We have taken the past few days after two busy haying times, tending to many baby cows and their mothers––and a voracious bout of needed house cleaning––to host and visit with two of our dear friends, Chris and Jo, from England. They visited us here four years ago when we had just moved and each time we see them, we just pick up all over again. Even though it seems that they haven't aged at all, or that no time has passed, you realize it has when you start talking about children (they left their teens at home for the first time), life events, and the odd insight. Chris and Temple worked on the same dairy farm in New Hampshire many years ago and we have visited back and forth ever since.

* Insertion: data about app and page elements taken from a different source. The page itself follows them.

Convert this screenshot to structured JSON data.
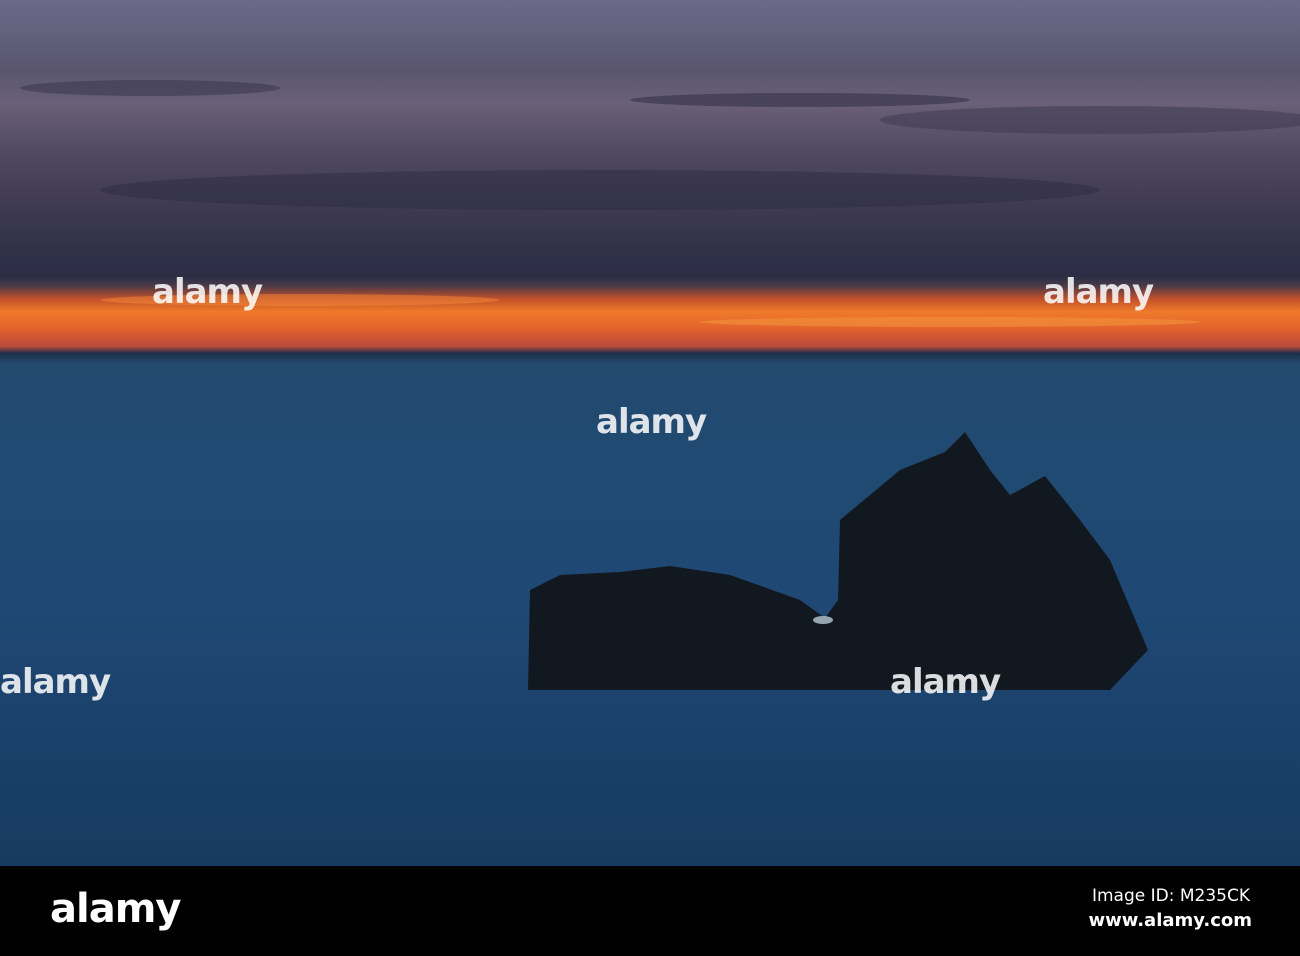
{
  "watermark": {
    "text": "alamy"
  },
  "footer": {
    "logo": "alamy",
    "image_id": "Image ID: M235CK",
    "url": "www.alamy.com"
  }
}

Our friends Melvin and Anna, asked us all over for a buggy ride on their spring wagon. We've hardly seen them in recent months because they have been traveling all over the country for weddings, funerals and ordinations (the Old Order Mennonites and Amish know how to turn it out for any thing and for their families, no matter how far the distance: it's amazing, really, considering that few orders allow car ownership and definitely not plane travel). So it's been great to reconnect with them, too, and, after four years of friendship, I'd never had a buggy ride with them, either.

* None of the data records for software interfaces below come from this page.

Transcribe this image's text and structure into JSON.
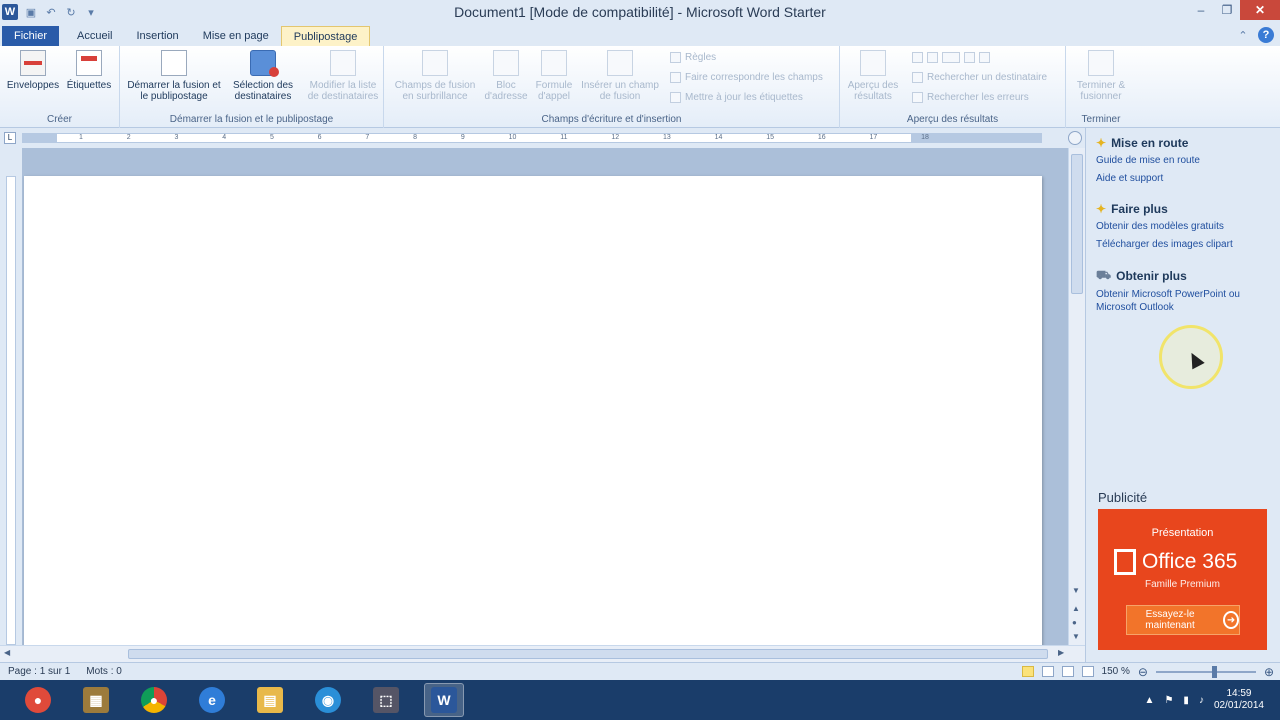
{
  "window": {
    "title": "Document1 [Mode de compatibilité] - Microsoft Word Starter",
    "app_icon": "W",
    "controls": {
      "minimize": "–",
      "maximize": "❐",
      "close": "✕"
    }
  },
  "quick_access": {
    "save_icon": "save-icon",
    "undo_icon": "undo-icon",
    "redo_icon": "redo-icon",
    "customize_icon": "customize-icon"
  },
  "tabs": [
    {
      "label": "Fichier"
    },
    {
      "label": "Accueil"
    },
    {
      "label": "Insertion"
    },
    {
      "label": "Mise en page"
    },
    {
      "label": "Publipostage"
    }
  ],
  "ribbon": {
    "groups": {
      "creer": {
        "label": "Créer",
        "buttons": [
          {
            "label": "Enveloppes"
          },
          {
            "label": "Étiquettes"
          }
        ]
      },
      "demarrer": {
        "label": "Démarrer la fusion et le publipostage",
        "buttons": [
          {
            "label": "Démarrer la fusion et le publipostage"
          },
          {
            "label": "Sélection des destinataires"
          },
          {
            "label": "Modifier la liste de destinataires"
          }
        ]
      },
      "champs": {
        "label": "Champs d'écriture et d'insertion",
        "buttons": [
          {
            "label": "Champs de fusion en surbrillance"
          },
          {
            "label": "Bloc d'adresse"
          },
          {
            "label": "Formule d'appel"
          },
          {
            "label": "Insérer un champ de fusion"
          }
        ],
        "small": [
          {
            "label": "Règles"
          },
          {
            "label": "Faire correspondre les champs"
          },
          {
            "label": "Mettre à jour les étiquettes"
          }
        ]
      },
      "apercu": {
        "label": "Aperçu des résultats",
        "buttons": [
          {
            "label": "Aperçu des résultats"
          }
        ],
        "small": [
          {
            "label": "Rechercher un destinataire"
          },
          {
            "label": "Rechercher les erreurs"
          }
        ]
      },
      "terminer": {
        "label": "Terminer",
        "buttons": [
          {
            "label": "Terminer & fusionner"
          }
        ]
      }
    }
  },
  "ruler": {
    "corner": "L",
    "numbers": [
      "1",
      "2",
      "3",
      "4",
      "5",
      "6",
      "7",
      "8",
      "9",
      "10",
      "11",
      "12",
      "13",
      "14",
      "15",
      "16",
      "17",
      "18"
    ]
  },
  "sidepane": {
    "sections": [
      {
        "title": "Mise en route",
        "links": [
          "Guide de mise en route",
          "Aide et support"
        ]
      },
      {
        "title": "Faire plus",
        "links": [
          "Obtenir des modèles gratuits",
          "Télécharger des images clipart"
        ]
      },
      {
        "title": "Obtenir plus",
        "links": [
          "Obtenir Microsoft PowerPoint ou Microsoft Outlook"
        ]
      }
    ],
    "ad": {
      "heading": "Publicité",
      "presentation": "Présentation",
      "product": "Office 365",
      "edition": "Famille Premium",
      "cta": "Essayez-le maintenant"
    }
  },
  "statusbar": {
    "page": "Page : 1 sur 1",
    "words": "Mots : 0",
    "zoom": "150 %"
  },
  "taskbar": {
    "items": [
      "chrome-start",
      "archive",
      "chrome",
      "internet-explorer",
      "file-explorer",
      "network",
      "snipping-tool",
      "word"
    ],
    "time": "14:59",
    "date": "02/01/2014"
  }
}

The day was perfect: a huge high pressure system from the north brought in pleasant summer temperatures, intense blue skies, and cooling breezes, just for the day. It was a real fall-like treat before the hot blast that is supposed to hit us this weekend (104!). The best part was driving along at a much slower pace than a car, in the open air, talking along the way and where we could really watch the landscape. Everything just slowed right down. One of the books I've often revisited in recent years is In Praise of Slowness by Carl Honoré. This book encourages the same thing (and yes, I read it slowly and savor each word).
Slow read. Slow food. Slow pace. Slow lane. You have to slow it down once in a while. Otherwise, life just passes us by and we get swept up by too much detail and minutiae. So try to take it slow: just for one day, one hour, one moment.
You come back when you're ready!